(Records to use Opens)

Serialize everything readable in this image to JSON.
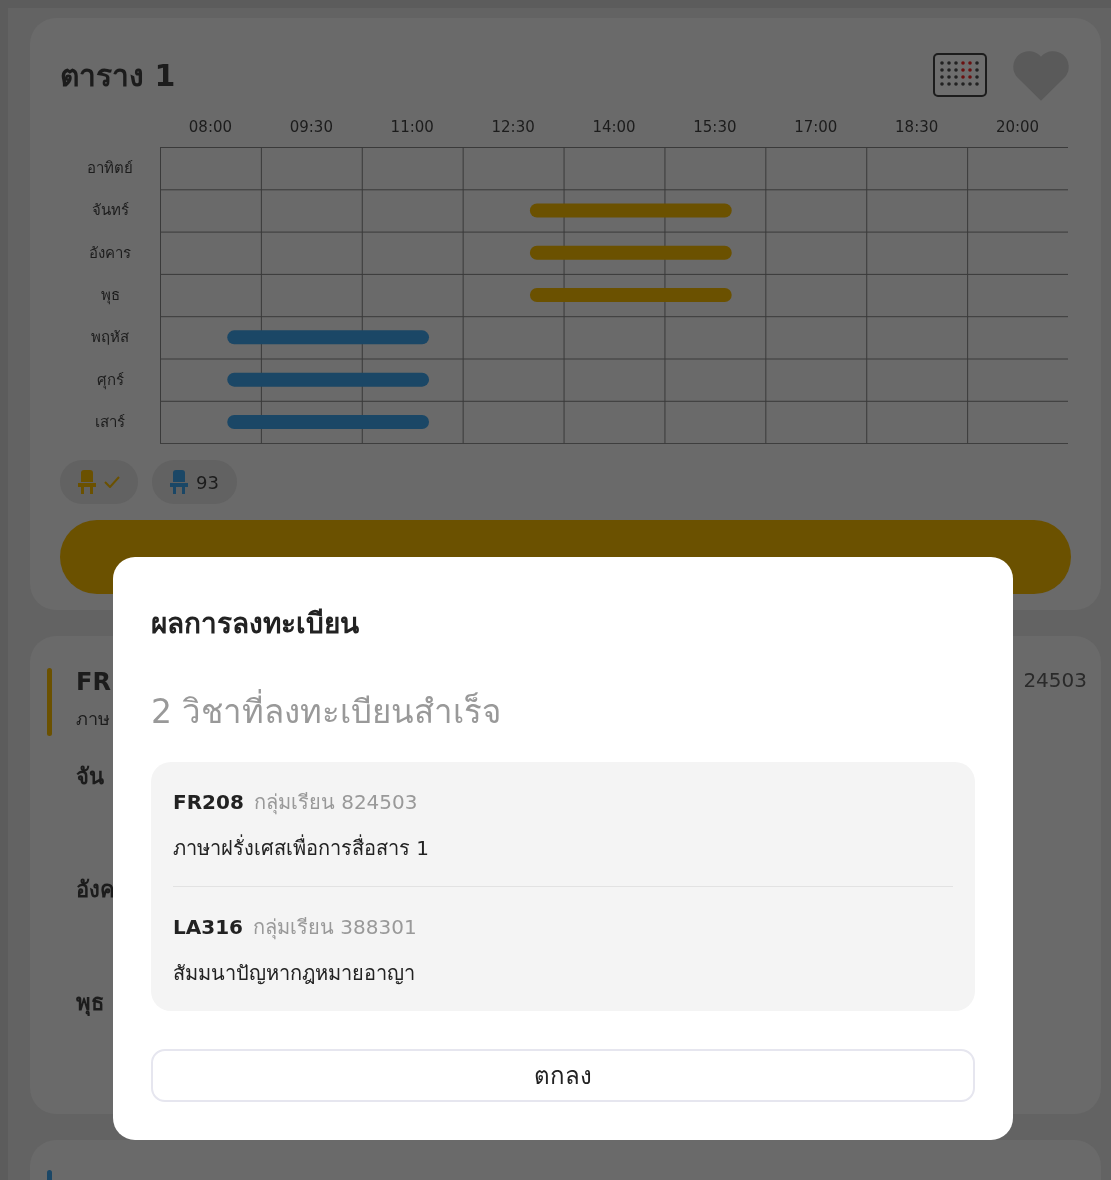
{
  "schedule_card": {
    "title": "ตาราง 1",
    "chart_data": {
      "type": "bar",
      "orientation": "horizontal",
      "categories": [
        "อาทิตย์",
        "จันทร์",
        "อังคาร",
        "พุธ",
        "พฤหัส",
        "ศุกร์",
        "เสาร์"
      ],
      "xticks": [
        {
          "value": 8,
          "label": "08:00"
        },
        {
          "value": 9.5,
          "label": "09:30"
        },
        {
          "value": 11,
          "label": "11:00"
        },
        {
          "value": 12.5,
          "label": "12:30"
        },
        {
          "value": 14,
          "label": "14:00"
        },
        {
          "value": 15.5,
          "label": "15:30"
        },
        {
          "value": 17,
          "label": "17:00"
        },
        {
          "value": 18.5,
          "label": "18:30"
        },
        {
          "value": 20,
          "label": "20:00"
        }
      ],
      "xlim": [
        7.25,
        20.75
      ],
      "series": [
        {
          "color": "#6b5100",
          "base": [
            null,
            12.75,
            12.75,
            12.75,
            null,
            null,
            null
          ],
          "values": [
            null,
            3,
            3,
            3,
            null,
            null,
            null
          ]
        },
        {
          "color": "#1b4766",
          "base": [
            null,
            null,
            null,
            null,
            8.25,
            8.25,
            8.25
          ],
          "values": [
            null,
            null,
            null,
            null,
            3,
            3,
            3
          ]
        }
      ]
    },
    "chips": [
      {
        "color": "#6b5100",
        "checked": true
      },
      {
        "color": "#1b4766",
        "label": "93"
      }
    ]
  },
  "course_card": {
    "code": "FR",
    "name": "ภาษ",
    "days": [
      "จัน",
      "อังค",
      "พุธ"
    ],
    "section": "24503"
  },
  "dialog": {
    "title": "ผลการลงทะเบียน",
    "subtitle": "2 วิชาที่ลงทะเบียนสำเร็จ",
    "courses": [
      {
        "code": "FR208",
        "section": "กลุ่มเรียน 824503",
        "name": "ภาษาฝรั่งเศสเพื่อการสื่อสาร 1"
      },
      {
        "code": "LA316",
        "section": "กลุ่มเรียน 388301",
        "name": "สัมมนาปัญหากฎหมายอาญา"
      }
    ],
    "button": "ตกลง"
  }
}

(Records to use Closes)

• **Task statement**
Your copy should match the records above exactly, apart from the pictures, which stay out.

• **Answer for this exercise**
Serialize everything readable in this image to JSON.
{
  "schedule_card": {
    "title": "ตาราง 1",
    "chart_data": {
      "type": "bar",
      "orientation": "horizontal",
      "categories": [
        "อาทิตย์",
        "จันทร์",
        "อังคาร",
        "พุธ",
        "พฤหัส",
        "ศุกร์",
        "เสาร์"
      ],
      "xticks": [
        {
          "value": 8,
          "label": "08:00"
        },
        {
          "value": 9.5,
          "label": "09:30"
        },
        {
          "value": 11,
          "label": "11:00"
        },
        {
          "value": 12.5,
          "label": "12:30"
        },
        {
          "value": 14,
          "label": "14:00"
        },
        {
          "value": 15.5,
          "label": "15:30"
        },
        {
          "value": 17,
          "label": "17:00"
        },
        {
          "value": 18.5,
          "label": "18:30"
        },
        {
          "value": 20,
          "label": "20:00"
        }
      ],
      "xlim": [
        7.25,
        20.75
      ],
      "series": [
        {
          "color": "#6b5100",
          "base": [
            null,
            12.75,
            12.75,
            12.75,
            null,
            null,
            null
          ],
          "values": [
            null,
            3,
            3,
            3,
            null,
            null,
            null
          ]
        },
        {
          "color": "#1b4766",
          "base": [
            null,
            null,
            null,
            null,
            8.25,
            8.25,
            8.25
          ],
          "values": [
            null,
            null,
            null,
            null,
            3,
            3,
            3
          ]
        }
      ]
    },
    "chips": [
      {
        "color": "#6b5100",
        "checked": true
      },
      {
        "color": "#1b4766",
        "label": "93"
      }
    ]
  },
  "course_card": {
    "code": "FR",
    "name": "ภาษ",
    "days": [
      "จัน",
      "อังค",
      "พุธ"
    ],
    "section": "24503"
  },
  "dialog": {
    "title": "ผลการลงทะเบียน",
    "subtitle": "2 วิชาที่ลงทะเบียนสำเร็จ",
    "courses": [
      {
        "code": "FR208",
        "section": "กลุ่มเรียน 824503",
        "name": "ภาษาฝรั่งเศสเพื่อการสื่อสาร 1"
      },
      {
        "code": "LA316",
        "section": "กลุ่มเรียน 388301",
        "name": "สัมมนาปัญหากฎหมายอาญา"
      }
    ],
    "button": "ตกลง"
  }
}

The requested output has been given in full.